fspl queue-process executes. If they write to stdout or stderr, you’ll see this on the controlling terminal or wherever you have piped or redirected it.
fspl queue-process, by default, will process as many jobs as it can with each invocation, this may result in the output from multiple jobs being concatenated together. In some cases, this may be undesirable. Here are some ways to work around this situation:
- You can use
fspl queue-processto ensure that a given invocation always processes either 0 or 1 jobs.
- You can use
fspl queue-process, causing Filespooler to write the output of each job to its own dedicated file (see the Filespooler Reference for more details)
- You can process output internally in the program or script that
fspl queue-processis running. One particular option here would be to pipe the output of the executed command to
logger, which will then log it to syslog.
Links to this note
Filespooler is designed to work well in automated situations, including when started from cron or systemd. It is a fairly standard program in that way. I’ll discuss a few thoughts here that may help you architect your system.
Filespooler is a way to execute commands in strict order on a remote machine, and its communication method is by files. This is a perfect mix for Syncthing (and others, but this page is about Filespooler and Syncthing).
It seems that lately I’ve written several shell implementations of a simple queue that enforces ordered execution of jobs that may arrive out of order. After writing this for the nth time in bash, I decided it was time to do it properly. But first, a word on the why of it all.
Filespooler lets you request the remote execution of programs, including stdin and environment. It can use tools such as S3, Dropbox, Syncthing, NNCP, ssh, UUCP, USB drives, CDs, etc. as transport; basically, a filesystem is the network for Filespooler.

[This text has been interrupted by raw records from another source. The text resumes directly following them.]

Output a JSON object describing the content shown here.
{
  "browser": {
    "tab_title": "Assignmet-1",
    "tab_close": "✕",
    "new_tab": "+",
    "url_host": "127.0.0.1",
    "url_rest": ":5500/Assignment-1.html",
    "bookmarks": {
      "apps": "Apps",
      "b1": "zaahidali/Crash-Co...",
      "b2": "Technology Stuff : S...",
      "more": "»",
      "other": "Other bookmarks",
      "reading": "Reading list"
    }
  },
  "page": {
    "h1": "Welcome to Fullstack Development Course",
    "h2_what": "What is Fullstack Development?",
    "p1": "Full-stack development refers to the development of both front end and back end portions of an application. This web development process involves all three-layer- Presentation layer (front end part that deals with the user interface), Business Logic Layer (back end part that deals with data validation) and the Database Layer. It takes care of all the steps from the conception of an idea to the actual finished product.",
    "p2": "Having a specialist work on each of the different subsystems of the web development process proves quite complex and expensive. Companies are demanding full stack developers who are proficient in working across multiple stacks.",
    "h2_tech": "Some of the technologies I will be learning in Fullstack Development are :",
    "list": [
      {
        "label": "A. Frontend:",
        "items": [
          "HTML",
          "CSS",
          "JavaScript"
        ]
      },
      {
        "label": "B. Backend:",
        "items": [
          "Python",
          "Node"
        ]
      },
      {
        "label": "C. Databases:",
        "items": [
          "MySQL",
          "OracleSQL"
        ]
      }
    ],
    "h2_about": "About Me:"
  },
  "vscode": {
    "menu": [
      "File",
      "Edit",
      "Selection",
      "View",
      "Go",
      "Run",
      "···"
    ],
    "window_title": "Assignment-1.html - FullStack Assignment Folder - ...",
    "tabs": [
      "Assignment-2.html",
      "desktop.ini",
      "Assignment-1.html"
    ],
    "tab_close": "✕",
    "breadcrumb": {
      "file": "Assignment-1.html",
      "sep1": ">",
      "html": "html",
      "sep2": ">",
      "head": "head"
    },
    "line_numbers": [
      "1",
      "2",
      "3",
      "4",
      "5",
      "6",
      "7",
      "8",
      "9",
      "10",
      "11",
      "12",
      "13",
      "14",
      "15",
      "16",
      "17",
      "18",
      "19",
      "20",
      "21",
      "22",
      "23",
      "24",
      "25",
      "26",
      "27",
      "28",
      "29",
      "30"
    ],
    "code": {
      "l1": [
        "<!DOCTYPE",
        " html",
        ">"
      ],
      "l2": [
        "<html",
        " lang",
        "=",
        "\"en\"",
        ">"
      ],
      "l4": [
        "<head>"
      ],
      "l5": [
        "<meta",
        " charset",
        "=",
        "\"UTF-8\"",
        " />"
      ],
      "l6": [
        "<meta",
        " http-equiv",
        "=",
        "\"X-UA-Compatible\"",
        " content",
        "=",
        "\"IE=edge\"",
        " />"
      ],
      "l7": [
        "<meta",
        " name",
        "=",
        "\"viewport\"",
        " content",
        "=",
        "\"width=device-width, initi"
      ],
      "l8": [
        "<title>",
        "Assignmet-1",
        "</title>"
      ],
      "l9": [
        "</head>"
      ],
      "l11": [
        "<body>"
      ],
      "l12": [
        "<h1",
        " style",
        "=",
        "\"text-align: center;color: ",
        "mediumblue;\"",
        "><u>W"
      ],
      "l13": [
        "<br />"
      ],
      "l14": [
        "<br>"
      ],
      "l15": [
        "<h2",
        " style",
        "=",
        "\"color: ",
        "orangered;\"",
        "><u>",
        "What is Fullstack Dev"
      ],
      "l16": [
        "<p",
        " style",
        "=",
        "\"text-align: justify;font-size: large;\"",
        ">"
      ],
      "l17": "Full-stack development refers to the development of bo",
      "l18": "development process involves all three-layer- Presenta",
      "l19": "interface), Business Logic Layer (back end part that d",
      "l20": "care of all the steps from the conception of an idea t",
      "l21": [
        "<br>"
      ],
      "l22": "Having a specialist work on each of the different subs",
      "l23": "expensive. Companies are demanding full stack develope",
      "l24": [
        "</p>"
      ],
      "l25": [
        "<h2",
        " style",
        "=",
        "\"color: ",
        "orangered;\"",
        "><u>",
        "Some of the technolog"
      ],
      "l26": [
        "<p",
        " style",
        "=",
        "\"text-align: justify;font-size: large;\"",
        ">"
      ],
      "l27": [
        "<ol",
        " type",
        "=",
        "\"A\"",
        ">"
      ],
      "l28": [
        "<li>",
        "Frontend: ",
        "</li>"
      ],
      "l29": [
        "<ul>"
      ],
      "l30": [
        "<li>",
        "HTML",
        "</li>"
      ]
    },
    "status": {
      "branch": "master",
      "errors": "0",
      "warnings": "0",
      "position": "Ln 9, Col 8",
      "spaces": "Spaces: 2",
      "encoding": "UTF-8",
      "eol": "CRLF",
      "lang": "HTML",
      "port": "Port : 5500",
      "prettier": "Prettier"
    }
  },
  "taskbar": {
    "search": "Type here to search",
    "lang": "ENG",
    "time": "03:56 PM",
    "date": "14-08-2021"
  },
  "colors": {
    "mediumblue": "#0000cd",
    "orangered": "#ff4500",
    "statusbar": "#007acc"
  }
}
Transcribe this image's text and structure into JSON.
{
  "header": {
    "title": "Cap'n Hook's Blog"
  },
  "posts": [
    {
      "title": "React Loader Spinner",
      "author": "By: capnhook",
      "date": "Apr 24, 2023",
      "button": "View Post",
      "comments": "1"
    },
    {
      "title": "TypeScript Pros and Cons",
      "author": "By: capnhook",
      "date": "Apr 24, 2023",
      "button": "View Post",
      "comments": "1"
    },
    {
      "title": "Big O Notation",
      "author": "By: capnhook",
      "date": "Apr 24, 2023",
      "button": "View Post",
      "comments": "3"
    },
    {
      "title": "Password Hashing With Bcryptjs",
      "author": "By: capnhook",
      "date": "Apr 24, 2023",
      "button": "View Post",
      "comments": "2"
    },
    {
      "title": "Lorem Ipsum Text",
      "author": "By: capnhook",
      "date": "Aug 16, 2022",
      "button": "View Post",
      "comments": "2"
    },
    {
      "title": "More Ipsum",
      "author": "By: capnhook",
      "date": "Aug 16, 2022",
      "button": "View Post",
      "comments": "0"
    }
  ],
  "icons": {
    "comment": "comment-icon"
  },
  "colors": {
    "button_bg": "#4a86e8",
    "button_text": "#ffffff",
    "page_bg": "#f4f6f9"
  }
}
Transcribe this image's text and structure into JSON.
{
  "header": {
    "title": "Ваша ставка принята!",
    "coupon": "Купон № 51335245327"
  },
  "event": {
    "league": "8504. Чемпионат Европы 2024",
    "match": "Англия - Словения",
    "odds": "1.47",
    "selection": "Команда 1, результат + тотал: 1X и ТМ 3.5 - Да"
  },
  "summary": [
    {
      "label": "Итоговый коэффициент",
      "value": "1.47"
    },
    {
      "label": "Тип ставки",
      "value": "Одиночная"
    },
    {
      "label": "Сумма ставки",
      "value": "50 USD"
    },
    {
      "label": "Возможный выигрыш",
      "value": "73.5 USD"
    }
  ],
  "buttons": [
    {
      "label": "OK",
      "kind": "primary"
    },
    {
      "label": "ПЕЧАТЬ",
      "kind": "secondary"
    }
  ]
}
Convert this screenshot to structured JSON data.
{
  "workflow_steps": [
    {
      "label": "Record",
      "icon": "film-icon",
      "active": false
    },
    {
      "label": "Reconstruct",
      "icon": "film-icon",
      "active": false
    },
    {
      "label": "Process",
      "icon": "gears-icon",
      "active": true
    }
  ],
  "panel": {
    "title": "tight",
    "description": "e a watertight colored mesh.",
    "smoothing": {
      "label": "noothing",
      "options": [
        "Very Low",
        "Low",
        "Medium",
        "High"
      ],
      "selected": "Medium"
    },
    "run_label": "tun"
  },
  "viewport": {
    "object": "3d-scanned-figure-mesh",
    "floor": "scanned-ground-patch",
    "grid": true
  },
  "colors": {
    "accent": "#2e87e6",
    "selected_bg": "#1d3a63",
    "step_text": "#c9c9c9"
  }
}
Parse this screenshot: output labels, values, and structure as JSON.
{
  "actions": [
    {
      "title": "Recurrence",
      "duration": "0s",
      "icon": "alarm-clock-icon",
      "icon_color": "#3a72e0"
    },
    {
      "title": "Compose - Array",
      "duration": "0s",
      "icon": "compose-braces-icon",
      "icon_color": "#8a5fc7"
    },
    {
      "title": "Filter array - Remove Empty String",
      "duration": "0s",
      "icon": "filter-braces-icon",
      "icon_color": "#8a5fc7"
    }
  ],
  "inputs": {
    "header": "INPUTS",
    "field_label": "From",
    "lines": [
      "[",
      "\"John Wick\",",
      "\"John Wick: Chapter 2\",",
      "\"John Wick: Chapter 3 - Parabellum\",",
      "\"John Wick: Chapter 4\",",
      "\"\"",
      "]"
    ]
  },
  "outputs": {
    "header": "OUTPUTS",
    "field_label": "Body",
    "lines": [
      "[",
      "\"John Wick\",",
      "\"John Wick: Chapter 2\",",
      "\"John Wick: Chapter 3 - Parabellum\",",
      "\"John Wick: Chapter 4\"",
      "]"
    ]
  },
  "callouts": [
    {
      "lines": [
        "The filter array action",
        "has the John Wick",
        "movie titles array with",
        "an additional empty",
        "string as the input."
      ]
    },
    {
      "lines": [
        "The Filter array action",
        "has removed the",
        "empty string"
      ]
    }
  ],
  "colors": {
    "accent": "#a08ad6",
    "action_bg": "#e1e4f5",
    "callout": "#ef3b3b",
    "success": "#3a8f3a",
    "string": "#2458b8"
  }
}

Filespooler is particularly suited to distributed and Asynchronous Communication.